Inhalants are most frequently used by younger adolescents (10–12yrs) and use decreases with age. The four groups of inhalants are volatile solvents, aerosols, nitrites and medical gases. They have a rapid onset of action, low cost and are often readily available in legal products such as spray paint, glues, cleaning fluid, permanent markers and deodorants. They are typically inhaled from a plastic bag (“bagging”) or saturated cloth (“huffing”).
Indicators of inhalant abuse may be subtle and it may only be suspected when potential inhalants are discovered by parents/carers. Abusers may have chemical odours on the breath or clothes, show a change in behaviour or develop a marked decrease in appetite. Young people may exhibit confusion, poor concentration, depression, irritability, hostility and paranoia and inhalation of solvents may lead to peri-nasal and peri-oral rashes and epistaxis. Social and educational decline and neglect of personal care are commonly seen. Initially they cause stimulation progressing to depression and their use often escalates as the ‘high’ is short lived. Inhalant abuse can lead to sudden death and for chronic users may lead to irreversible neurological, renal, cardiac or hepatic injury.
Nitrites including amyl, butyl and isobutyl nitrites are known as ‘poppers’. They lead to vasodilatation, increased sexual pleasure and a mild high or ‘rush’.
In recent years, abuse of ‘laughing gas’—nitrous oxide—has increased as the drug is sold in balloons or canisters and is inhaled for a rapid onset. Inhalants are not detected by routine urine drug screenings.

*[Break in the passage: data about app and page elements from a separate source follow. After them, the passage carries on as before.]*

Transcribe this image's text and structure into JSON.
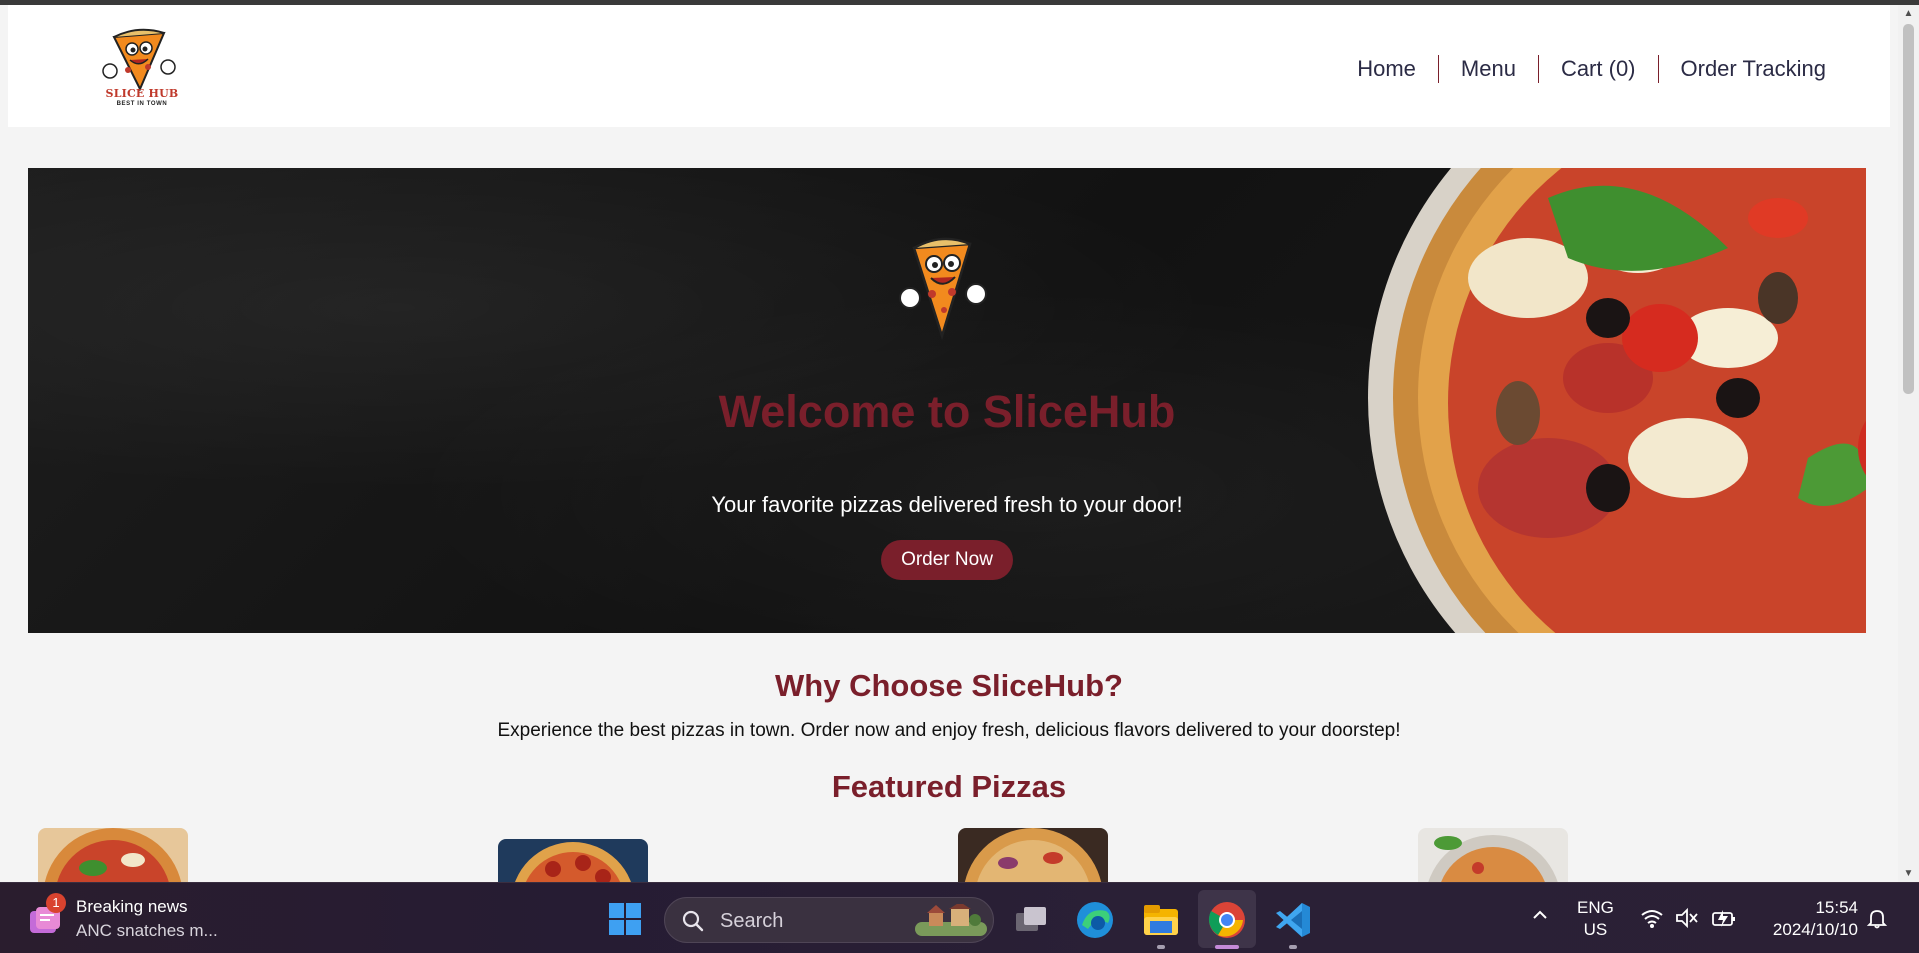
{
  "site": {
    "logo_text": "SLICE HUB",
    "logo_sub": "BEST IN TOWN",
    "nav": [
      "Home",
      "Menu",
      "Cart (0)",
      "Order Tracking"
    ]
  },
  "hero": {
    "title": "Welcome to SliceHub",
    "subtitle": "Your favorite pizzas delivered fresh to your door!",
    "button": "Order Now"
  },
  "why": {
    "title": "Why Choose SliceHub?",
    "text": "Experience the best pizzas in town. Order now and enjoy fresh, delicious flavors delivered to your doorstep!"
  },
  "featured": {
    "title": "Featured Pizzas"
  },
  "taskbar": {
    "news_badge": "1",
    "news_title": "Breaking news",
    "news_sub": "ANC snatches m...",
    "search_label": "Search",
    "lang_line1": "ENG",
    "lang_line2": "US",
    "time": "15:54",
    "date": "2024/10/10",
    "apps": [
      "task-view",
      "edge",
      "file-explorer",
      "chrome",
      "vscode"
    ]
  },
  "colors": {
    "brand_maroon": "#7a1f2b",
    "hero_bg": "#161616",
    "nav_text": "#2b2b45"
  }
}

Self-harm is defined as self-poisoning or self-injury irrespective of the apparent purpose of the act and includes any form of behaviour that leads to self-injury. National guidance avoids the use of the term ‘deliberate’ and other descriptions that imply the presence or absence of suicidal intent such as ‘attempted suicide’, ‘parasuicide’, ‘non-suicidal self-injury’.
Community-based studies estimate around 10% of young people reported self-harm whilst other UK and European studies have suggested rates between 15% to 22%. Young females report two to four times higher rates of self-harm than young males and there has been a trend of increasing hospitalisations in young people for self-harm ( Figure 3.1 ). Most young people who do self-harm do not attend hospital and many do not seek or access medical or psychological treatment. Suicide is a leading cause of death in young people and the risk is greater for boys than girls.